      I take no stance on how significantly Jobs contributed to those patents, or his goodness as a person.

    • Dan Dravot says:

      What Jobs is good at is not inventing excellent things himself (that’s what Jonathan Ive does), but creating and running an organization which invents excellent things. He’s sort of the Harold Ross of consumer electronics. That involves being a prick in a lot of ways. Ross drove his creative people nuts, too. But just being a prick is not enough; the world is full of pricks. Most pricks are just pricks; they annoy people and get in the way. The kind of prick who adds value is very rare, and Jobs seems to be one.

      Also Jobs is good at marketing, sales, feeding people Kool-Aid, etc. But lots of people can sell stuff.

      If Jobs’ fanboys like to think he invents everything himself like Stalin cooking up helicopters and baseball in downtime between purges, well, that’s why people make fun of fanboys.

  11. Zo says:

    Hello? Have you read nothing of the early exploits of Gates and Ballmer, shabby little thieves that they were?

  12. W.Kasper says:

    “Partial Objects is a user-driven community blog that articulates the underlying biases, assumptions, and frames of mainstream politics, culture and media.”


    “Steve Jobs is such a kewl visionary striving for excellence! He makes expensive visionary shit for kewl people inspired by his excellent visonary vision-ness! He demands nothing but excellence in realising the visonary kewlness of his vision! He’s the most excellent Jesus, Moses, Mohammed and Buddha of kewl visonariness!”

    (repeat cheesy 90s advertorial marketing cliches for several more paragraphs…)

  13. W.Kasper says:


    Pastbagel should give inspirational talks at those Chinese Foxconn factories. I’m sure the applause would be deafening. Well apart the four or five workers that haven’t killed themselves that day anyway (maybe more than usual after he’s finished his speech…)

  14. sunshinefiasco says:

    There are some people who seem confused:

    Being good to people on an inter-personal, relationship-based, everyday level, being good for the world (i.e. Jonas Salk, or someone who is responsible for a large-scale plus), and being good at something are three things that are different. You can be good at more than one, but you don’t have to be.

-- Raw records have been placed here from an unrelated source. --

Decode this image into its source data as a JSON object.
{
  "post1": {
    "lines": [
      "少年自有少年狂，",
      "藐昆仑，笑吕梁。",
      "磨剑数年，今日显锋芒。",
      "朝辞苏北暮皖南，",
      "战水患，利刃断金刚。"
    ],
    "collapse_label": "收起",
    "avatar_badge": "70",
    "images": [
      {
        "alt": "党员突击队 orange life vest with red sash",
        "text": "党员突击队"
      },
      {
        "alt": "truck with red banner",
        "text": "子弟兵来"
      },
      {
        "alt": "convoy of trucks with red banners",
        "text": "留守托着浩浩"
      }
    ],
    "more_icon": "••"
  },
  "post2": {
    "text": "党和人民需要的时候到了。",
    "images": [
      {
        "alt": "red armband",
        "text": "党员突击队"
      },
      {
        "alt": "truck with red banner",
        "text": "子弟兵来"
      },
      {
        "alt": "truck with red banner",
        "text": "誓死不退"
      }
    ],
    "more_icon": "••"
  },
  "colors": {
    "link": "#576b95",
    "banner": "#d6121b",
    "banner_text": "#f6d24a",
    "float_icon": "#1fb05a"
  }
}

    Example: Steve Jobs: apparently not so awesome personally, pretty sure he hasn’t done anything massively good for “people”/the world, but has definitely been the best example of the marketing that’s currently running our world (end-user focused in an entirely new way, disposable product, exclusive and omnipresent all at once)